WORK INSTRUCTION: Scan the listing below. Copy each line that contains "JSON".

INFORMATION SUPPLIED:
+++++

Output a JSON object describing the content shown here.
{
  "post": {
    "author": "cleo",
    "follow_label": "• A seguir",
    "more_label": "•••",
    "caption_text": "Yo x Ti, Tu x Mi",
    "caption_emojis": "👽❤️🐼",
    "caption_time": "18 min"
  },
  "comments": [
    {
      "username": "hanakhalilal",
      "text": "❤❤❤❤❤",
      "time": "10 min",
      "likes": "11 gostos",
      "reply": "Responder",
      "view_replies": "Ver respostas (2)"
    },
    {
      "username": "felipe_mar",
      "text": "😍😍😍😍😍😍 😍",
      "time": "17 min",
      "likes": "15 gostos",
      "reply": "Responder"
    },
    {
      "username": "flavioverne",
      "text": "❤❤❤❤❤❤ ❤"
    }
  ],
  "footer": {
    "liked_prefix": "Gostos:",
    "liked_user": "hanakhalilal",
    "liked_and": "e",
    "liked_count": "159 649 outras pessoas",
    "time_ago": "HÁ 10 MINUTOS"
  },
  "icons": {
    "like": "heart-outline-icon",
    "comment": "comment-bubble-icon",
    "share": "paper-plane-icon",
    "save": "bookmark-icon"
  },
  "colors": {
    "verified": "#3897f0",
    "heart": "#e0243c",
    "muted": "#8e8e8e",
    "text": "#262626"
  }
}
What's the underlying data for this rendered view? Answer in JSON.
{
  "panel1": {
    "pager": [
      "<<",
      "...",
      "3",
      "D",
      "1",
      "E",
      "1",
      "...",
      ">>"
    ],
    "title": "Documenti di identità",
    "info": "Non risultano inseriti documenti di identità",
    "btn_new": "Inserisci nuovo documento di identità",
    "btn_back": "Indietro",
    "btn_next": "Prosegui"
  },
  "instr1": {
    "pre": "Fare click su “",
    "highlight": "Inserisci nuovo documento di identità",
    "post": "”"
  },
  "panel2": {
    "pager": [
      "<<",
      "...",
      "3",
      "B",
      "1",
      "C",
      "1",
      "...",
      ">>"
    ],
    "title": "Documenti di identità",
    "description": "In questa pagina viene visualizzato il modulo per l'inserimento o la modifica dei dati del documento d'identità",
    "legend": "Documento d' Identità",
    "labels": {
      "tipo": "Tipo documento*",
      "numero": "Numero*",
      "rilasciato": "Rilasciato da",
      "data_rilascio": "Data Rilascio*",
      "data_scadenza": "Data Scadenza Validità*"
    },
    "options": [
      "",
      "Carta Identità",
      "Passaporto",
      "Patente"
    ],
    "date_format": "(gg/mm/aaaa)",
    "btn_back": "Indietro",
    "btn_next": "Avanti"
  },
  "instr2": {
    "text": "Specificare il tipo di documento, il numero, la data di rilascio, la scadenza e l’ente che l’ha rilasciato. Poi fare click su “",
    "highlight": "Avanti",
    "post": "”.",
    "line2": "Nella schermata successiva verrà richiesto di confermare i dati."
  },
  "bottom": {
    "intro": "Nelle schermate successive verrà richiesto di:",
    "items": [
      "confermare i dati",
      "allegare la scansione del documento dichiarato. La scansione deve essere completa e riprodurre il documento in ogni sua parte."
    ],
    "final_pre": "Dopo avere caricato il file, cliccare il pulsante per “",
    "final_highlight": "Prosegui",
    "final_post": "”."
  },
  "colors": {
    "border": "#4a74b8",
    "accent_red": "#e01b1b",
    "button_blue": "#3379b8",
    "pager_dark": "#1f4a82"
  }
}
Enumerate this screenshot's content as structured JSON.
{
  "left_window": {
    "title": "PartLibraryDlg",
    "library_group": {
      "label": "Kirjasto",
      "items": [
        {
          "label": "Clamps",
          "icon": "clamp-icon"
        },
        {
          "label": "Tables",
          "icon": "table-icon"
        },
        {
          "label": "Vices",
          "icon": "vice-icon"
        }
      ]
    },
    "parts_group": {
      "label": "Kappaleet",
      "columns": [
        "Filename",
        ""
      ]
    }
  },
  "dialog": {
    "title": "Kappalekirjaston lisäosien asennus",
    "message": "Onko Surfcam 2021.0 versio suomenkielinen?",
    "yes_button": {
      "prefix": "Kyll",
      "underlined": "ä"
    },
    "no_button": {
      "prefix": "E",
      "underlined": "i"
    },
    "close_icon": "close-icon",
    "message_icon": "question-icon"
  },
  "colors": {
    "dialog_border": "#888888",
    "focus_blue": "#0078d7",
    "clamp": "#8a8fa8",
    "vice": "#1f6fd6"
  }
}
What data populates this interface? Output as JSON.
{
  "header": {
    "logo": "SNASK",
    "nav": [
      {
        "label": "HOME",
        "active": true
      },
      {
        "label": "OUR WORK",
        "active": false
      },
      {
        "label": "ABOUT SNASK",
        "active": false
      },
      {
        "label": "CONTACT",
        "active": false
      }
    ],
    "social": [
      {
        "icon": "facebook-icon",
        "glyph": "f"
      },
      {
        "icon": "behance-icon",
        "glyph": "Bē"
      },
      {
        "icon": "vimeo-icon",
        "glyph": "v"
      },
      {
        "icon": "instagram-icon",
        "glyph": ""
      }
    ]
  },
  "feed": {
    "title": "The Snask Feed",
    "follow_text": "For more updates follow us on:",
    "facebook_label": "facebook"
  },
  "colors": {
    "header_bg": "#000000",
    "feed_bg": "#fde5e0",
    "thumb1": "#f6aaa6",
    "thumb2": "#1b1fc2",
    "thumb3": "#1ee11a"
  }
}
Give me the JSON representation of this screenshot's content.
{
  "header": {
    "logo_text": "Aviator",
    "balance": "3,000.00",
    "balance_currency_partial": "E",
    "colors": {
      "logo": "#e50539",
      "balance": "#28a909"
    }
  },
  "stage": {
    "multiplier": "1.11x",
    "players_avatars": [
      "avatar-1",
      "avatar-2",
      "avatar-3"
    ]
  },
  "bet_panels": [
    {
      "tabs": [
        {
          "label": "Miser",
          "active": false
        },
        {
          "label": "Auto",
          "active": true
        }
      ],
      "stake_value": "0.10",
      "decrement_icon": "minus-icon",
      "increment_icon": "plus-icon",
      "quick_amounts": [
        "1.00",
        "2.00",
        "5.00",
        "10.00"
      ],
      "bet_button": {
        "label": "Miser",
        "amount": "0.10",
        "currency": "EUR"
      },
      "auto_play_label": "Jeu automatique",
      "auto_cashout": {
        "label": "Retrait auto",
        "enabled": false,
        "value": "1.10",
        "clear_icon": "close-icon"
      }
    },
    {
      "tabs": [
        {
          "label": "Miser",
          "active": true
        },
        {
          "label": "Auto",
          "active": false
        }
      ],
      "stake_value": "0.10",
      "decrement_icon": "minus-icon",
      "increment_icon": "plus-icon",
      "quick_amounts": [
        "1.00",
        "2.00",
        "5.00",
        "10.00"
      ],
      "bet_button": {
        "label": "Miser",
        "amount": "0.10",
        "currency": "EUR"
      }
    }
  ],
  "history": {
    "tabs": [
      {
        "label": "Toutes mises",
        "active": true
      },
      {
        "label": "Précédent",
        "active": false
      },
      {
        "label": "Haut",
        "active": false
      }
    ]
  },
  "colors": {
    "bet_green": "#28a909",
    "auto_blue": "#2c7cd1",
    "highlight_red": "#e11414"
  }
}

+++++

YOUR SOLUTION:
Output a JSON object describing the content shown here.
What's the underlying data for this rendered view? Answer in JSON.
Enumerate this screenshot's content as structured JSON.
What data populates this interface? Output as JSON.
Give me the JSON representation of this screenshot's content.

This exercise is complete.